■ **Directions for this task**
For each line in the records, produce an exact copy.

■ **Provided data**
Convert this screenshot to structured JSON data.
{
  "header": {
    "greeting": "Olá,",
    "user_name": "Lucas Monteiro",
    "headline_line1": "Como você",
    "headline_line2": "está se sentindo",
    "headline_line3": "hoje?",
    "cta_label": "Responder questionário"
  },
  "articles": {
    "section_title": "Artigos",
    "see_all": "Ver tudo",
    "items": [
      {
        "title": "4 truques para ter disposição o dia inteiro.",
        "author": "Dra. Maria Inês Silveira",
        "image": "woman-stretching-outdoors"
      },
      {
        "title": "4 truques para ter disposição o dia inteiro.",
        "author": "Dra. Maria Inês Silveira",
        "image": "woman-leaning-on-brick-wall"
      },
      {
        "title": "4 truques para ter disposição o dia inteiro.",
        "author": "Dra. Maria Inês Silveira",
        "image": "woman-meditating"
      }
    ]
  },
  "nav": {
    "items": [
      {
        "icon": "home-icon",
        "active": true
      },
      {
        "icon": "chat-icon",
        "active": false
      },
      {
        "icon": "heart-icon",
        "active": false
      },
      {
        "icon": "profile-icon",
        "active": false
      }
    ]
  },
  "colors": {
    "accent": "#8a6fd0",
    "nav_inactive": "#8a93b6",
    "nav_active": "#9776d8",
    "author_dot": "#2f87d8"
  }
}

■ **Solution to the exercise**
Convert this screenshot to structured JSON data.
{
  "header": {
    "greeting": "Olá,",
    "user_name": "Lucas Monteiro",
    "headline_line1": "Como você",
    "headline_line2": "está se sentindo",
    "headline_line3": "hoje?",
    "cta_label": "Responder questionário"
  },
  "articles": {
    "section_title": "Artigos",
    "see_all": "Ver tudo",
    "items": [
      {
        "title": "4 truques para ter disposição o dia inteiro.",
        "author": "Dra. Maria Inês Silveira",
        "image": "woman-stretching-outdoors"
      },
      {
        "title": "4 truques para ter disposição o dia inteiro.",
        "author": "Dra. Maria Inês Silveira",
        "image": "woman-leaning-on-brick-wall"
      },
      {
        "title": "4 truques para ter disposição o dia inteiro.",
        "author": "Dra. Maria Inês Silveira",
        "image": "woman-meditating"
      }
    ]
  },
  "nav": {
    "items": [
      {
        "icon": "home-icon",
        "active": true
      },
      {
        "icon": "chat-icon",
        "active": false
      },
      {
        "icon": "heart-icon",
        "active": false
      },
      {
        "icon": "profile-icon",
        "active": false
      }
    ]
  },
  "colors": {
    "accent": "#8a6fd0",
    "nav_inactive": "#8a93b6",
    "nav_active": "#9776d8",
    "author_dot": "#2f87d8"
  }
}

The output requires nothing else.